It's not a disclaimer, but we do have a lot of people go through our medical system in order to create prescriptions for that, because I think some of it, even the fish oil conversation, which maybe it's another time, another topic, but if overused or underused it can be shown as being ineffective.
Joel: Or just detrimental [inaudible 37:18].
James: Exactly, yeah. So, if you make that membrane work differently, you don't want it to. That may not be so good. So, I take the approach of having it still very individualized but used quite a bit.
Joel: The main thing is, the more we get together and talk, the more individualized everything becomes. So, just really individualization and not generalization.
Mark: So, we're going to come up with a special program for Howie, right?
Howie: I thought you were going to say for everybody, and that was going to make me laugh.
James: Well, no. You're number two, so you don't need to change anything.
Mark: That's right.
Joel: Well, I'm not number one, so . . .
James: That's because you're not taking the multi.
Joel: Exactly. I want to thank you guys again for coming. Mark, where can everybody find more about the PTC, and what you guys are up to?
Mark: At www.resultsperiod1.com
Howie: You've got to get rid of that period.
James: And that's the number one, right?
Mark: What's that?
James: Is that the number one?
Mark: Yeah, number one. Thank you. Thank you.
James: Who has www.results.one.com?
Joel: Who had www.resultspone.com? Does somebody have that?
Mark: You know, I don't know. Well, I'm having my research team look into that as we speak right now. They are hard at it.
James: It just happened.
Mark: They're back at the office, and that's how quick we get on things.
James: That's how you roll. That's how you roll.
Mark: Yeah, absolutely.
James: Do I hear it in the background? You have [RP1's] trademark.
Mark: Thank you.
Joel: And, James, what about you?
Joel: Nice and simple. Howie, can we find you anywhere?
James: He's right here.
Joel: Do you even have a Facebook?
Howie: No Facebook.
Joel: Do you have a Twitter?
Howie: No Facebook. No Twitter. Nothing. I have an email, and you're not getting it.

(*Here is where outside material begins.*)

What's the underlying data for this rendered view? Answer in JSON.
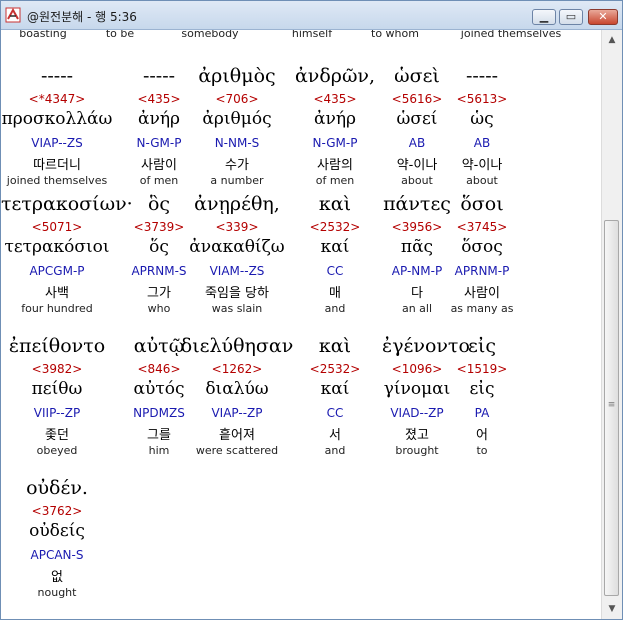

Joel: All right. Well, you guys can find more videos from us here at www.8weeksout.com And make sure to enter your name and email to stay up to date and get the latest videos. We will of course be back next week with another great episode, and in the meantime, check us out: www.twitter.com/JoelJamieson or www.facebook.com/8weeksout, and we'll see you again next episode.